[EXERCISE OBJECTIVE]
The data must be returned exactly. No line may be left out.

--- RECORDED DATA ---

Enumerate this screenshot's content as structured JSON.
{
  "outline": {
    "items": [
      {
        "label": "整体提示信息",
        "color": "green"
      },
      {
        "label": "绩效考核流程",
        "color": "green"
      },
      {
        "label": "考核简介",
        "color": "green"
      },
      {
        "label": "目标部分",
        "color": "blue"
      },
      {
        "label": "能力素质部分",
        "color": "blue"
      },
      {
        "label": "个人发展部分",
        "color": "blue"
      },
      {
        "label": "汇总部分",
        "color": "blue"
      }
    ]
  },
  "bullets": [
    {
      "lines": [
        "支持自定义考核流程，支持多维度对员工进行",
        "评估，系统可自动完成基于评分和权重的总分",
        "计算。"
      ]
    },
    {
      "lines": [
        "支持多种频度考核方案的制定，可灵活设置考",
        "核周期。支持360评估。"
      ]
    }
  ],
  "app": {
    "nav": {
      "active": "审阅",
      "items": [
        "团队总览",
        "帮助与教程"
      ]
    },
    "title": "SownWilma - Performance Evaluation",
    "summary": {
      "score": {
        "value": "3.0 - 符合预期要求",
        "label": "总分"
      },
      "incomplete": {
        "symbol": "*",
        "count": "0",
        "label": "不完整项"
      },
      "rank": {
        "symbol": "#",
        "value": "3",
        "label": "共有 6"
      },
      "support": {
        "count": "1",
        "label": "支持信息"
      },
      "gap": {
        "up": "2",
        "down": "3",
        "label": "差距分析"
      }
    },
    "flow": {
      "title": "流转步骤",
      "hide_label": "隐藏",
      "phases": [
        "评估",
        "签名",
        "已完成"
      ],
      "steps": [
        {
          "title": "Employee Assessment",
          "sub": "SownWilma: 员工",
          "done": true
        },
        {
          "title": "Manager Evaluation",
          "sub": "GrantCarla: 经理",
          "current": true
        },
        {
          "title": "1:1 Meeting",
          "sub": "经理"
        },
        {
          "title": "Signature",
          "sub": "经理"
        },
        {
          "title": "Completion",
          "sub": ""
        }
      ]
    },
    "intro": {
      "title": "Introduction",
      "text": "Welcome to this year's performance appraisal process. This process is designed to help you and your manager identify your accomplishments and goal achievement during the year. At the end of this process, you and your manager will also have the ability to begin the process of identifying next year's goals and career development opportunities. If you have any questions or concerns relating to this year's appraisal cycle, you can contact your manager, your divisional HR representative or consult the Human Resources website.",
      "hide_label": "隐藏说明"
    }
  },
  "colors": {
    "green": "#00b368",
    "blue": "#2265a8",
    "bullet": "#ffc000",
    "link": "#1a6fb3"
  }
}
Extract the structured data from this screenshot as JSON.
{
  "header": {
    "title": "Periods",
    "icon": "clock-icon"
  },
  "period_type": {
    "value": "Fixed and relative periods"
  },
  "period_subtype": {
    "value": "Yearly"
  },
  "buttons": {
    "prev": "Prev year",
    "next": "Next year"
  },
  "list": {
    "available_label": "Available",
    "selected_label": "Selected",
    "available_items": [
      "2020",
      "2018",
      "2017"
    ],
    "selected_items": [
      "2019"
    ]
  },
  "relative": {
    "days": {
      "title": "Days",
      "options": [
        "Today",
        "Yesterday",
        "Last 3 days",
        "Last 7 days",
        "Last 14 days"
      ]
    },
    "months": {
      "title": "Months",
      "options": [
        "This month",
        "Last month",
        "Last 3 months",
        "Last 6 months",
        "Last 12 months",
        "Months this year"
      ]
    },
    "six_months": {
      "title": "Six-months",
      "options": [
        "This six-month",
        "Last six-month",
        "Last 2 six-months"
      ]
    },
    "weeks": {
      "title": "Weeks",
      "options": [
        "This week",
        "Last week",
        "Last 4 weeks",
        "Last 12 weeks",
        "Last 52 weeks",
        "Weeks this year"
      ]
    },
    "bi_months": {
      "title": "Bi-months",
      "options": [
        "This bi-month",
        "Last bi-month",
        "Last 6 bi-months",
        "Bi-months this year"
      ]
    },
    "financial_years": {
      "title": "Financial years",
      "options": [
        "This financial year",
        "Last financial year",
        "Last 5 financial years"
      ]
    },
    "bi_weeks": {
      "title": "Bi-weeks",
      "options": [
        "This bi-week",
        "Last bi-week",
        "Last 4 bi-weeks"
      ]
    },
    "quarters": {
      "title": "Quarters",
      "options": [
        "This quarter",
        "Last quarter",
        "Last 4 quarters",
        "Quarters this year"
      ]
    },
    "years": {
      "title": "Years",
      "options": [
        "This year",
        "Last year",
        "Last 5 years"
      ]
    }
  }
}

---

[THE ANSWER]
Enumerate this screenshot's content as structured JSON.
{
  "outline": {
    "items": [
      {
        "label": "整体提示信息",
        "color": "green"
      },
      {
        "label": "绩效考核流程",
        "color": "green"
      },
      {
        "label": "考核简介",
        "color": "green"
      },
      {
        "label": "目标部分",
        "color": "blue"
      },
      {
        "label": "能力素质部分",
        "color": "blue"
      },
      {
        "label": "个人发展部分",
        "color": "blue"
      },
      {
        "label": "汇总部分",
        "color": "blue"
      }
    ]
  },
  "bullets": [
    {
      "lines": [
        "支持自定义考核流程，支持多维度对员工进行",
        "评估，系统可自动完成基于评分和权重的总分",
        "计算。"
      ]
    },
    {
      "lines": [
        "支持多种频度考核方案的制定，可灵活设置考",
        "核周期。支持360评估。"
      ]
    }
  ],
  "app": {
    "nav": {
      "active": "审阅",
      "items": [
        "团队总览",
        "帮助与教程"
      ]
    },
    "title": "SownWilma - Performance Evaluation",
    "summary": {
      "score": {
        "value": "3.0 - 符合预期要求",
        "label": "总分"
      },
      "incomplete": {
        "symbol": "*",
        "count": "0",
        "label": "不完整项"
      },
      "rank": {
        "symbol": "#",
        "value": "3",
        "label": "共有 6"
      },
      "support": {
        "count": "1",
        "label": "支持信息"
      },
      "gap": {
        "up": "2",
        "down": "3",
        "label": "差距分析"
      }
    },
    "flow": {
      "title": "流转步骤",
      "hide_label": "隐藏",
      "phases": [
        "评估",
        "签名",
        "已完成"
      ],
      "steps": [
        {
          "title": "Employee Assessment",
          "sub": "SownWilma: 员工",
          "done": true
        },
        {
          "title": "Manager Evaluation",
          "sub": "GrantCarla: 经理",
          "current": true
        },
        {
          "title": "1:1 Meeting",
          "sub": "经理"
        },
        {
          "title": "Signature",
          "sub": "经理"
        },
        {
          "title": "Completion",
          "sub": ""
        }
      ]
    },
    "intro": {
      "title": "Introduction",
      "text": "Welcome to this year's performance appraisal process. This process is designed to help you and your manager identify your accomplishments and goal achievement during the year. At the end of this process, you and your manager will also have the ability to begin the process of identifying next year's goals and career development opportunities. If you have any questions or concerns relating to this year's appraisal cycle, you can contact your manager, your divisional HR representative or consult the Human Resources website.",
      "hide_label": "隐藏说明"
    }
  },
  "colors": {
    "green": "#00b368",
    "blue": "#2265a8",
    "bullet": "#ffc000",
    "link": "#1a6fb3"
  }
}
Extract the structured data from this screenshot as JSON.
{
  "header": {
    "title": "Periods",
    "icon": "clock-icon"
  },
  "period_type": {
    "value": "Fixed and relative periods"
  },
  "period_subtype": {
    "value": "Yearly"
  },
  "buttons": {
    "prev": "Prev year",
    "next": "Next year"
  },
  "list": {
    "available_label": "Available",
    "selected_label": "Selected",
    "available_items": [
      "2020",
      "2018",
      "2017"
    ],
    "selected_items": [
      "2019"
    ]
  },
  "relative": {
    "days": {
      "title": "Days",
      "options": [
        "Today",
        "Yesterday",
        "Last 3 days",
        "Last 7 days",
        "Last 14 days"
      ]
    },
    "months": {
      "title": "Months",
      "options": [
        "This month",
        "Last month",
        "Last 3 months",
        "Last 6 months",
        "Last 12 months",
        "Months this year"
      ]
    },
    "six_months": {
      "title": "Six-months",
      "options": [
        "This six-month",
        "Last six-month",
        "Last 2 six-months"
      ]
    },
    "weeks": {
      "title": "Weeks",
      "options": [
        "This week",
        "Last week",
        "Last 4 weeks",
        "Last 12 weeks",
        "Last 52 weeks",
        "Weeks this year"
      ]
    },
    "bi_months": {
      "title": "Bi-months",
      "options": [
        "This bi-month",
        "Last bi-month",
        "Last 6 bi-months",
        "Bi-months this year"
      ]
    },
    "financial_years": {
      "title": "Financial years",
      "options": [
        "This financial year",
        "Last financial year",
        "Last 5 financial years"
      ]
    },
    "bi_weeks": {
      "title": "Bi-weeks",
      "options": [
        "This bi-week",
        "Last bi-week",
        "Last 4 bi-weeks"
      ]
    },
    "quarters": {
      "title": "Quarters",
      "options": [
        "This quarter",
        "Last quarter",
        "Last 4 quarters",
        "Quarters this year"
      ]
    },
    "years": {
      "title": "Years",
      "options": [
        "This year",
        "Last year",
        "Last 5 years"
      ]
    }
  }
}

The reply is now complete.